Jake, 25, Senior Marketing Manager
“I work for a Singapore-based company but working remotely from Malaysia. I would say that I’m normally an introverted person and I would much prefer to stay in rather than heading out to parties or whatnot. But being stuck in for so long is killing me mentally. As for day-to-day, I’ve been working remotely since day one. It can be hard to coordinate things when you’re not face-to-face with colleagues.
To help me deal with all this, I’ve been watching a lot of Netflix, more than before. I game quite a bit too and recently, puzzles have been fun!
I think working from home has its own challenges, but it also has its benefits. Maybe a hybrid of WFH is good for future workforces.”

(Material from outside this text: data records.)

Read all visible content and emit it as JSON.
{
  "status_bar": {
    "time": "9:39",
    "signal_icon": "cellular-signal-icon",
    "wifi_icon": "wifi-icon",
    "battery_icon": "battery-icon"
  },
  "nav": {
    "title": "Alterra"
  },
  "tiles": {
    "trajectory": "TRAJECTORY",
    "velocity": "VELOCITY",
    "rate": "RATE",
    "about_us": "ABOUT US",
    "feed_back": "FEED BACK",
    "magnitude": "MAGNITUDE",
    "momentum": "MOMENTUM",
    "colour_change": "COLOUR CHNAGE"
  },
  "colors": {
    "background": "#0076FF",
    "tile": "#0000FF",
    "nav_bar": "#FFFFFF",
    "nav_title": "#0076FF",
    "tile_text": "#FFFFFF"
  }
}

While these stories do not dismiss the fact that there are many who have lost their jobs and others have suffered pay cuts, not forgetting our beloved frontliners who are giving their all to treat Covid-19 patients, burnout during lockdown may very well be just as much as a struggle due to the similar effects on one’s mental health.
This pandemic has not only taken away our freedom, but has separated us from our loved ones, and not a day goes by that we hear of heartbreaking stories from fellow Malaysians who are helpless and in need. Everyone is facing their own struggles every day because of this pandemic, but nevertheless, we will press on and continue fighting this battle until we are able to reunite once again, whenever that may be.
How you can help
As part of the #KempenBenderaPutih, WORLD OF BUZZ is doing our part to help individuals in need. If you are in need of help, or if you know someone who is in need of help, or you want to offer help, click here.
Additionally, if you’re feeling lonely, in distress, in despair, or having suicidal thoughts, Befrienders is providing emotional support 24 hours a day. It’s never too late to reach out and talk to someone. It’s free and confidential.
Befrienders Hotline: 03 – 7627 2929